And the Lord said unto him
In order to satisfy him, and make him easy in this respect, that: he need not fear an immediate or bodily death, which was showing him great clemency and lenity; or in answer to his begging for death, "therefore", or as some render the word, taking them for two, "not so" F25; it shall not be that whoever finds thee shall slay thee, thou needest not be afraid of that; nor shall thy request be granted, that thou mightest be slain by the first man that meets thee: it was the will of God, that though Cain deserved to die, yet that he should not die immediately, but live a long miserable life, that it might be a terror to others not to commit the like crime; though rather the particle should be rendered "verily, surely, of a truth" F26; so it will certainly be, it may be depended on:
whosoever slayeth Cain, vengeance shall be taken on him sevenfold;
seven times more than on Cain; that is, he shall be exceedingly punished; vengeance shall be taken on him in a very visible manner, to a very great degree; the Targums of Onkelos and Jonathan are
``unto or through seven generations;''
the meaning of which is, that the slayer of Cain should not only be punished in his own person, but in his posterity, even unto seven generations; and not as Jarchi and Aben Ezra interpret it, that God deferred his vengeance on Cain unto seven generations, and at the end of them took vengeance on him by Lamech, one of his own posterity, by whom he is supposed by that Jewish writer to be slain:

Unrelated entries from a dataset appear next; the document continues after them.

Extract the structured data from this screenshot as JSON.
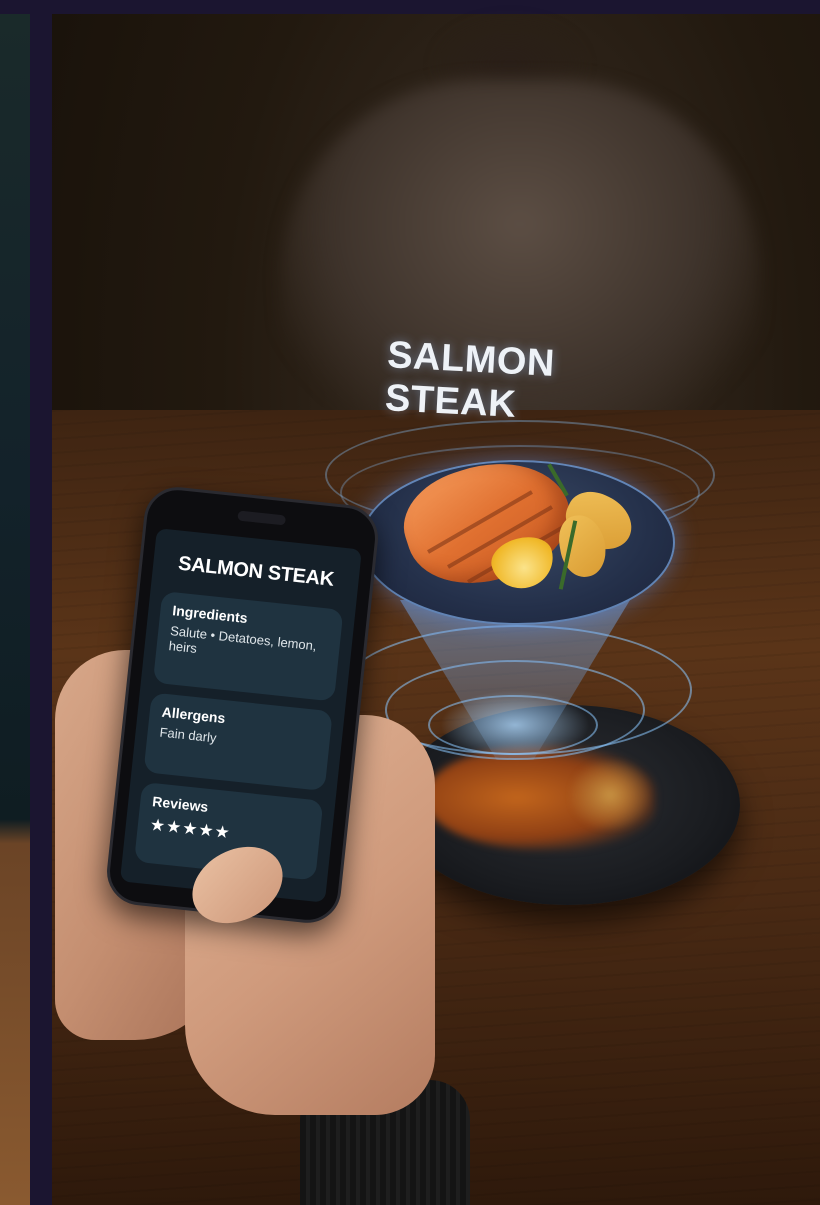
{
  "hologram": {
    "title": "SALMON STEAK"
  },
  "phone_app": {
    "title": "SALMON STEAK",
    "ingredients": {
      "heading": "Ingredients",
      "text": "Salute • Detatoes, lemon, heirs"
    },
    "allergens": {
      "heading": "Allergens",
      "text": "Fain darly"
    },
    "reviews": {
      "heading": "Reviews",
      "stars": "★★★★★",
      "rating": 5,
      "max_rating": 5
    }
  },
  "colors": {
    "hologram_blue": "#8cc8ff",
    "phone_screen": "#152029",
    "card_bg": "#1f3340",
    "table_wood": "#5a3418"
  }
}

and the Lord set a mark upon Cain;
about which there is a variety of sentiments F1: some say it was a horn in his forehead: others, a leprosy in his face; others, a wild ghastly look; others, a shaking and trembling in all his limbs; and others, that there was an earthquake wherever he stepped: and others will have it, that the dog which guarded Abel's flock was given him to accompany him in his travels, by which sign it might be known that he was not to be attacked, or to direct him from taking any dangerous road: some say it was a letter imprinted on his forehead, either taken out of the great and glorious name of God, as the Targum of Jonathan, or out of his own name, as Jarchi; others the mark or sign of the covenant of circumcision F2: but as the word is often used for a sign or miracle, perhaps the better rendering and sense of the words may be, "and the Lord put", or "gave a sign" F3; that is, he wrought a miracle before him to assure him, that "whoever found him should not kill him": so that this was not a mark or sign to others, to direct or point out to them that they should not kill him, or to deter them from it; but was a sign or miracle confirming him in this, that no one should kill him; agreeably to which is the note of Aben Ezra,
``it is right in my eyes that God made a sign (or wrought a miracle) for him, until he believed;''by which he was assured that his life would be secure, go where he would; even that no one should "strike" F4 him, as the word is, much less kill him.
F25 (Nkl) "quasi" (Nk al) (ouc outw) , Sept. "nequaquam ita fiet", V. L.
F26 "In veritate, certe", Vatablus; "profecto, utique", De Dieu.
F1 See Bayle's General Diet. art. "Cain".
F2 Tikkune Zohar, correct. 69. fol. 115. 1. & 117. 1. 2.
F3 (twa Nyql hwhy Mvyw) , "sed et posuit Kaino miraculum (in confirmationem) quod non caesurus esset ipsum quisque", &c, Schmidt.
F4 (wta twkh) , "ne percuteret eum", Pagninus; "ad non percutiendum eum", Montanus.